Manafort had no such pressures on him when he chose to cheat the IRS and banks. He committed tax fraud when he was richer than he’d ever been. As he raked in millions from his pro-Russian clients in Ukrainian politics, he cut his tax bill by paying for high end home entertainment gear, landscaping services, luxury cars, ostrich skin couture, and other extravagances with international wire transfers from offshore accounts.
When his consulting business dried up, Manafort could have easily cut back on his lifestyle or sold off one of his properties to raise cash. He chose bank fraud. At his sentencing on Thursday, the special counsel’s office said that despite his legal bills and the collapse of his career, Manafort is still a wealthy man with at least $4 million available to him.
Jumpp left the lottery scam years before she or anyone else from the fraud ring was arrested, a decision she said came out of independent guilt and penitence. She took a job raising chickens and pigs, had two children, joined the PTA, and took care of her mother as she suffered from cancer.
Manafort’s crimes continued even after he was indicted and didn’t stop until a few months ago. He obstructed justice by reaching out to two witnesses in his Washington, D.C., lobbying case in February 2018 in an attempt to sway their testimony. He copped a plea deal with prosecutors in September; a court ruled he broke the law and blew up that agreement by lying to law enforcement just weeks later.
Both Manafort and Jumpp professed remorse for their crimes.
“My life—personally and professionally—is in shambles,” Manafort told Ellis on Thursday. “Humiliated and shamed would be a gross understatement.”
In court in August and in a sentencing memo, Jumpp said one victim’s cancer diagnosis struck a chord with her. “When I read that Marcia [Jumpp’s victim in Virginia] had died of cancer, I felt it was karma and that God gave my own mom cancer to punish me! I deserve this,” she said in a sentencing memo.
Judge Ellis doesn’t have a reputation for handing down long prison terms. He has routinely argued against mandatory minimum sentences in drug cases and told Congress that it’s “grossly excessive and unjust" to “stack” them rather than allowing defendants to serve them concurrently.
The guideline range in Jumpp’s case was 87 to 108 months. Prosecutors asked for 90, a “significant term of imprisonment,” they said, and a mid point between the sentences received by the scam ring’s leader and a lesser player—a reflection of Jumpp’s role as management in the theft.
Ellis took note of Jumpp’s repentance and how she’d chosen to leave the scam ring of her own volition.
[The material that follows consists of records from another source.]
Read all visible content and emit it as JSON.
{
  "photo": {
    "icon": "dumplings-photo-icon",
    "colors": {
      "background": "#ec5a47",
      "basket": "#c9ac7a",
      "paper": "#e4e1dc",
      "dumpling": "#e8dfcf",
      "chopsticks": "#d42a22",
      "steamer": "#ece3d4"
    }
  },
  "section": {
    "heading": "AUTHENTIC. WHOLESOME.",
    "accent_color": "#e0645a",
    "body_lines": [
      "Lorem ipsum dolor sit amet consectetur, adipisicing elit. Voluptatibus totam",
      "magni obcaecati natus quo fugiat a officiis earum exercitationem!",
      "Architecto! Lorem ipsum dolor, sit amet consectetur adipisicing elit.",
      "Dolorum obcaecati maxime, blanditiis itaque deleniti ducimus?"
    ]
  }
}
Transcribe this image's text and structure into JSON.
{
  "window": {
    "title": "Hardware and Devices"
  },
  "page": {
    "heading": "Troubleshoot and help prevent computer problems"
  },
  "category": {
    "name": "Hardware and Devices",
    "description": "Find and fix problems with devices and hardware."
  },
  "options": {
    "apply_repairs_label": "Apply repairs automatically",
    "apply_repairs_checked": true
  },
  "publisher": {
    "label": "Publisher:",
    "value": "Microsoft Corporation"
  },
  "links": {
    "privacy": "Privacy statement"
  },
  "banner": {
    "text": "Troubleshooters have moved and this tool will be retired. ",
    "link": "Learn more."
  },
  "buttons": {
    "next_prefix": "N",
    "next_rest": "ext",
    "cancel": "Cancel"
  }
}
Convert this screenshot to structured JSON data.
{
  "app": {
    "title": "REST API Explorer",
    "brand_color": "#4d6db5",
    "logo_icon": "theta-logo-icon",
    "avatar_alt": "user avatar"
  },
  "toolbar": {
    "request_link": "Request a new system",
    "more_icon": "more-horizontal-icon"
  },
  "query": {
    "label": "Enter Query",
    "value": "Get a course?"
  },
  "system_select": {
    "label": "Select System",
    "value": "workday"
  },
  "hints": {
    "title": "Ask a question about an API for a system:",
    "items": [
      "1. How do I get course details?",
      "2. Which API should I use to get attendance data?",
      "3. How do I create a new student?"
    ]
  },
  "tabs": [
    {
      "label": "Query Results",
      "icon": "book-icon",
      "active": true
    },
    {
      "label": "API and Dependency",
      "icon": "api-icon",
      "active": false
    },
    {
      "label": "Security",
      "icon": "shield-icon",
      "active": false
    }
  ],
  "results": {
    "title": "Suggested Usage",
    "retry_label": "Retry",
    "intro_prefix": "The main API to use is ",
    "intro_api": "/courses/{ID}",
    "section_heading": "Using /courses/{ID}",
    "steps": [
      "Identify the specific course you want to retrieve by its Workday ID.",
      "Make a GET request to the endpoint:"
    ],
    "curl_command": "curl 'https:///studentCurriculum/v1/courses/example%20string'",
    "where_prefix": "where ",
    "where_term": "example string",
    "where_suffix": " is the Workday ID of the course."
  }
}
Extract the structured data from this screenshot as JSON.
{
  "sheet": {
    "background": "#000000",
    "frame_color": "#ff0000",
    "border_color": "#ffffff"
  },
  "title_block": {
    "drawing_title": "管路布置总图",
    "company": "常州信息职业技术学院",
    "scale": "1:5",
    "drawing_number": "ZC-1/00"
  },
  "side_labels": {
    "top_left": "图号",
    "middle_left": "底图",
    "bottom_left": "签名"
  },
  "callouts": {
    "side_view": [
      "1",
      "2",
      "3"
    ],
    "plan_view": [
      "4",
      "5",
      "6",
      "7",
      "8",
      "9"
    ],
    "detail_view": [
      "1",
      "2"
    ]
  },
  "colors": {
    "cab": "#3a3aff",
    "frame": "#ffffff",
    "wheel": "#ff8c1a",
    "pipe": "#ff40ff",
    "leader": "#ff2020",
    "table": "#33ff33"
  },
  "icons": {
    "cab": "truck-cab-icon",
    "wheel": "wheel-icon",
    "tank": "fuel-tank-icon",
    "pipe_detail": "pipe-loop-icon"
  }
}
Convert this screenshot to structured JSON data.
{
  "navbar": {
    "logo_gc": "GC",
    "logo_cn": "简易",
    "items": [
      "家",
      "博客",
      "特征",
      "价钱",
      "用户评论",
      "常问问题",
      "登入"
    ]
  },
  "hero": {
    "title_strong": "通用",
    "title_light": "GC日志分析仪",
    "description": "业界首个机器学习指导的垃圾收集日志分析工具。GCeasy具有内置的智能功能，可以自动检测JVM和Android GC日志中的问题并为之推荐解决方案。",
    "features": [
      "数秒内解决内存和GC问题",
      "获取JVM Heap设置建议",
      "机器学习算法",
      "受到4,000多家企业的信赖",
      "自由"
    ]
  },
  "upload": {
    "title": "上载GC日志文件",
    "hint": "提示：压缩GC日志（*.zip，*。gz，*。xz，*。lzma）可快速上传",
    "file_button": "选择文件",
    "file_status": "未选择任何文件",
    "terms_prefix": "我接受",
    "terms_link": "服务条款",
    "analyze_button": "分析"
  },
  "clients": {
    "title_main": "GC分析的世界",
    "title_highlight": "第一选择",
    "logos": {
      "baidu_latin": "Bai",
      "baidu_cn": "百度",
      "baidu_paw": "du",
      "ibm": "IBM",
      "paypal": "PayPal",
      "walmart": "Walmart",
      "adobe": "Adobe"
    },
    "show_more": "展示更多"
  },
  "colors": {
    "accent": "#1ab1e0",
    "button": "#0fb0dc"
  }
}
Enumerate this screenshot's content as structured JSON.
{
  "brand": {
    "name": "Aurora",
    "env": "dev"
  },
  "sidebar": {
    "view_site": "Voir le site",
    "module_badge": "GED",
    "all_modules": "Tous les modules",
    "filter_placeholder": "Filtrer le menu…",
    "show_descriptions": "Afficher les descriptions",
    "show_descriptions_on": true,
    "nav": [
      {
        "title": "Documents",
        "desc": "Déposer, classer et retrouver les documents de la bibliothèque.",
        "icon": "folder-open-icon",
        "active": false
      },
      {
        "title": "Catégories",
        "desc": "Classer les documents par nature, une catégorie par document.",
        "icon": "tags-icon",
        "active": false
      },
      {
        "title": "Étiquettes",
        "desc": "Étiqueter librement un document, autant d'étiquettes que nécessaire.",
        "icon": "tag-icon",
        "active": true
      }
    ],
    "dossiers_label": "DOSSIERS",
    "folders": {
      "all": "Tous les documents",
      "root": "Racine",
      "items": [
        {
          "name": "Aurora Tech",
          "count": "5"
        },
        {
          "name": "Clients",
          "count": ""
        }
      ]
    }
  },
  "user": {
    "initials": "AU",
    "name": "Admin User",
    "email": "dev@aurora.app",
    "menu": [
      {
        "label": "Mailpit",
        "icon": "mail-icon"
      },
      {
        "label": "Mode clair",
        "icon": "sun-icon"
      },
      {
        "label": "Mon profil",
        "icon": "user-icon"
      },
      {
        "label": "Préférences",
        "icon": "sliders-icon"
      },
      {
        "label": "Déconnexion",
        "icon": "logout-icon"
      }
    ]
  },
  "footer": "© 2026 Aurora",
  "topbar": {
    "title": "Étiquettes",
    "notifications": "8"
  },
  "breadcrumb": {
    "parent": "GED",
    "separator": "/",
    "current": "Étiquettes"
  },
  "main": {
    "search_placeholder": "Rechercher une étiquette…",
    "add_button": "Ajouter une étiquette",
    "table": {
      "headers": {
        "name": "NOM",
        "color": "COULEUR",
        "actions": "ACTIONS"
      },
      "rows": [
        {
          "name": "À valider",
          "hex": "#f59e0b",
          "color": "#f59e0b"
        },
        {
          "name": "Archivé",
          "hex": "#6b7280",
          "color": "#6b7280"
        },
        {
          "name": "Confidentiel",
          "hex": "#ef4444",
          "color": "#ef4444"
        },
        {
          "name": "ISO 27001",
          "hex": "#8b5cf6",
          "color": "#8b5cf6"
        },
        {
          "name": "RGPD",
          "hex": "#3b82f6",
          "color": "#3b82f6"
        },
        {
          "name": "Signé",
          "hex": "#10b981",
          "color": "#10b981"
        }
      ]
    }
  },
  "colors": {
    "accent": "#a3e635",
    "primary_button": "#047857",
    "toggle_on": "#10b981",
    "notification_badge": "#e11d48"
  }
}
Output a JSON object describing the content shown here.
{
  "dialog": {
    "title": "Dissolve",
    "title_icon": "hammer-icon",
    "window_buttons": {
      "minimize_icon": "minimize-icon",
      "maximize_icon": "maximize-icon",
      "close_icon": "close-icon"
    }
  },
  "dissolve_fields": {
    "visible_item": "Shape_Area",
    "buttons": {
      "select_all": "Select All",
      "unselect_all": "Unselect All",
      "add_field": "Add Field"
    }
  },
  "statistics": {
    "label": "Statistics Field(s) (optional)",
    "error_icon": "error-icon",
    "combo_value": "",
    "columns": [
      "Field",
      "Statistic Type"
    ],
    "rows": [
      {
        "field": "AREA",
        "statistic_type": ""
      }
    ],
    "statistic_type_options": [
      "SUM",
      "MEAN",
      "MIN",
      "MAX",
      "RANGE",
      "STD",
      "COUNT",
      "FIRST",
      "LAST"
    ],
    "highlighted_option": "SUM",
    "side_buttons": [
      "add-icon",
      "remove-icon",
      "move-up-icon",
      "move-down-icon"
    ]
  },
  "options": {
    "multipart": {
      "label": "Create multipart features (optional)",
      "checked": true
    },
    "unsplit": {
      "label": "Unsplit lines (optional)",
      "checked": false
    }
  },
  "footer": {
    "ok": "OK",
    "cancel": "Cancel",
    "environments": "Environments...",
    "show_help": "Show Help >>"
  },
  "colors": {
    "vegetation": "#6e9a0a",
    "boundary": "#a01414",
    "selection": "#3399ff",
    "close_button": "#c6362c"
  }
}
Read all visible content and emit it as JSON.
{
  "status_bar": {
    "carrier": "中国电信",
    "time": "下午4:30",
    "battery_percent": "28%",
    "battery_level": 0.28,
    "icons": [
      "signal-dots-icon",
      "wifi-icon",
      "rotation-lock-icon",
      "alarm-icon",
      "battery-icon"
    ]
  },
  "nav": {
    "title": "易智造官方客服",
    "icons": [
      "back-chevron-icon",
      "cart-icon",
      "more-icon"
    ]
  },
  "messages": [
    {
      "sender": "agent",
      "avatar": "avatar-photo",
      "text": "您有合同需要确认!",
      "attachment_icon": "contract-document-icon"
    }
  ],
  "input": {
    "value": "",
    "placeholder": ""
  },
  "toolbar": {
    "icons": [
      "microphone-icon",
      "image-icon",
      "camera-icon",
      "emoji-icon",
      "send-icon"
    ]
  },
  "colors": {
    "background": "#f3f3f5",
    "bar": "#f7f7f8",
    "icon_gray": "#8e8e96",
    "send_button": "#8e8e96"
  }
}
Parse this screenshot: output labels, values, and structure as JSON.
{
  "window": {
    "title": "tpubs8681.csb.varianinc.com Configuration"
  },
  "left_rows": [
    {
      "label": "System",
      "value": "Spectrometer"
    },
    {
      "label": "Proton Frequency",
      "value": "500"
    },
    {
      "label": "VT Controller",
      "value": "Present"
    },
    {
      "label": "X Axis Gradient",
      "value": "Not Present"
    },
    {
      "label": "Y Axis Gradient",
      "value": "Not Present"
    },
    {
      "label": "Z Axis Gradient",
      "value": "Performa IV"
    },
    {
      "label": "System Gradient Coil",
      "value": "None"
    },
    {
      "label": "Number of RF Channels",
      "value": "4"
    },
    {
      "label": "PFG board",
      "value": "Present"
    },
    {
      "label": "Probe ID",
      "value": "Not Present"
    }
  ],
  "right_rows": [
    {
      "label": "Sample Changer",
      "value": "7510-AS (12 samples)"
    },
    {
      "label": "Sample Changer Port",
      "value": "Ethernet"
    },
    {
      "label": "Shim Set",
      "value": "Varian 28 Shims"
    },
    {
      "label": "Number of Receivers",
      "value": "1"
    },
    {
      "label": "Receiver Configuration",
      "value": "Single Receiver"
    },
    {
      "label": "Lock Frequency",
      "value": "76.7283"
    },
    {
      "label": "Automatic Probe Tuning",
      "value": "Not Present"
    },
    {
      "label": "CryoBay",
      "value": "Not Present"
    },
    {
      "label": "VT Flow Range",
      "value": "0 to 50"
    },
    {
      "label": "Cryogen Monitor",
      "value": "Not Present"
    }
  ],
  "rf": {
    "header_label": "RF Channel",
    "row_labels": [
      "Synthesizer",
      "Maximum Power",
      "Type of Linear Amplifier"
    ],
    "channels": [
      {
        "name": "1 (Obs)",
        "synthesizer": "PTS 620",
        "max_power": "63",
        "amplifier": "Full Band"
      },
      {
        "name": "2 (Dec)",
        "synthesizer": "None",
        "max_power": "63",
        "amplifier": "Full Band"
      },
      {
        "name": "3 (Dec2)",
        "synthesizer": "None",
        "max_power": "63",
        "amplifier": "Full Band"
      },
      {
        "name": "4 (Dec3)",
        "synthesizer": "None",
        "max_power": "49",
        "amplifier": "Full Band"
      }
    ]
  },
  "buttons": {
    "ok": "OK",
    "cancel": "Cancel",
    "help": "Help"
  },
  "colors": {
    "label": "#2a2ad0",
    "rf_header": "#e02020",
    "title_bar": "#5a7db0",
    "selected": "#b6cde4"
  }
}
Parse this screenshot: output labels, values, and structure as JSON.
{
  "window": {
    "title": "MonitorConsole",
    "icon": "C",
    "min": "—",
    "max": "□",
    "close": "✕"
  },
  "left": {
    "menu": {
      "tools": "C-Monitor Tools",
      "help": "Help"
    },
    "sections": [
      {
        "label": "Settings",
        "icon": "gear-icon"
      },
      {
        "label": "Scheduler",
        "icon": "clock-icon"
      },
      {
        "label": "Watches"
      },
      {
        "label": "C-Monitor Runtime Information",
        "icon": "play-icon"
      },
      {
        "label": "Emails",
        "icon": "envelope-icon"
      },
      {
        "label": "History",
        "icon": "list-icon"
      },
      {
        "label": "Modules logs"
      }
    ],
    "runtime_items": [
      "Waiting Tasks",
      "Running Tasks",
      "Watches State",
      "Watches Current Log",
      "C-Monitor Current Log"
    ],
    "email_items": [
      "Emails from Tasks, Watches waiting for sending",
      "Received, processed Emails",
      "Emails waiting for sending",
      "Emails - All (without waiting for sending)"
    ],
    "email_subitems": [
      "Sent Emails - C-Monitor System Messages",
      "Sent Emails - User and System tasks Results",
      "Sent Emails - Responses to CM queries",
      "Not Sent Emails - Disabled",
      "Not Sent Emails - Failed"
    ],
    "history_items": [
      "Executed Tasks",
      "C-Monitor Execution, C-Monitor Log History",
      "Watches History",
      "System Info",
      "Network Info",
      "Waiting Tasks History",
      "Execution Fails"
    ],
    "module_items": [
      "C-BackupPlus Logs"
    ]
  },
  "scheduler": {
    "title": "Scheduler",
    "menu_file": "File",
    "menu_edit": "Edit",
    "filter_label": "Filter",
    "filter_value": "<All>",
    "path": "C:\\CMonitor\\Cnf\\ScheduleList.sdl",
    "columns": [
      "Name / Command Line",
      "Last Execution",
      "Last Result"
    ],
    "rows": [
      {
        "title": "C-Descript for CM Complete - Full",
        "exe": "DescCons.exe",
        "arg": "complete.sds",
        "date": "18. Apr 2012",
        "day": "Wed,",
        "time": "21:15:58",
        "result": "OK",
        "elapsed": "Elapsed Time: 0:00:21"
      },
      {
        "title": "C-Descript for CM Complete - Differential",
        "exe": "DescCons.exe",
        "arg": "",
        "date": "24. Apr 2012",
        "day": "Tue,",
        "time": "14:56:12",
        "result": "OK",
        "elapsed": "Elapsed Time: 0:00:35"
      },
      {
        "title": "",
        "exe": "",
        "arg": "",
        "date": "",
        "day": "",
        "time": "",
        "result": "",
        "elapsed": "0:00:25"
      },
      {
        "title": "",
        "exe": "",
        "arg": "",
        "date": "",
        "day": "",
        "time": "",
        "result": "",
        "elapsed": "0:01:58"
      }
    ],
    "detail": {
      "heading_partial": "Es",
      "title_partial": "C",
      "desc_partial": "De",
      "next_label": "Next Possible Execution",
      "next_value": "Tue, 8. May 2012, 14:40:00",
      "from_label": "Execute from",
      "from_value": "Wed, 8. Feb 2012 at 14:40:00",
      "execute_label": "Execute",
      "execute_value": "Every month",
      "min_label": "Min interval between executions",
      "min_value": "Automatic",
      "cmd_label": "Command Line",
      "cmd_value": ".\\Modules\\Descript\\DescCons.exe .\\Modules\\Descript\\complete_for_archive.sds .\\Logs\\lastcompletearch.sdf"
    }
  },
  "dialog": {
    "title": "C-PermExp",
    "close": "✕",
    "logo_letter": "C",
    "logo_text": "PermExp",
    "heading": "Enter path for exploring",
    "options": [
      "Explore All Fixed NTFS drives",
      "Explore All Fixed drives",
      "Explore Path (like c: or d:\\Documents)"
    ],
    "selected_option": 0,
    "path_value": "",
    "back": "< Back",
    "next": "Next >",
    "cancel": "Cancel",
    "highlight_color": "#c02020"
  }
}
He balked at the prosecutors’ recommendation and gave her six years.
Manafort is not the most sympathetic of defendants, certainly not in the public eye. He made a career polishing the images of the some of the world’s worst dictators as part of the “torturers’ lobby.” His firm Black, Manafort and Stone worked Washington on behalf of Warlords like Jonas Savimbi, whose Angolan political party UNITA was known for indiscriminate killings of civilians, recruiting child soldiers, and sexual abuse of women. The Ukrainian money Manafort failed to pay taxes on—money used to pay an assortment of oligarchs and kleptocrats—wasn’t much cleaner, but Ellis forbade any reference to the character of its contributors at trial by banning the word “oligarch.”
When Manafort appeared before him on Thursday, Ellis was merciful and said he’d lead an “otherwise blameless life.”
Ellis sentenced Manafort to 47 months.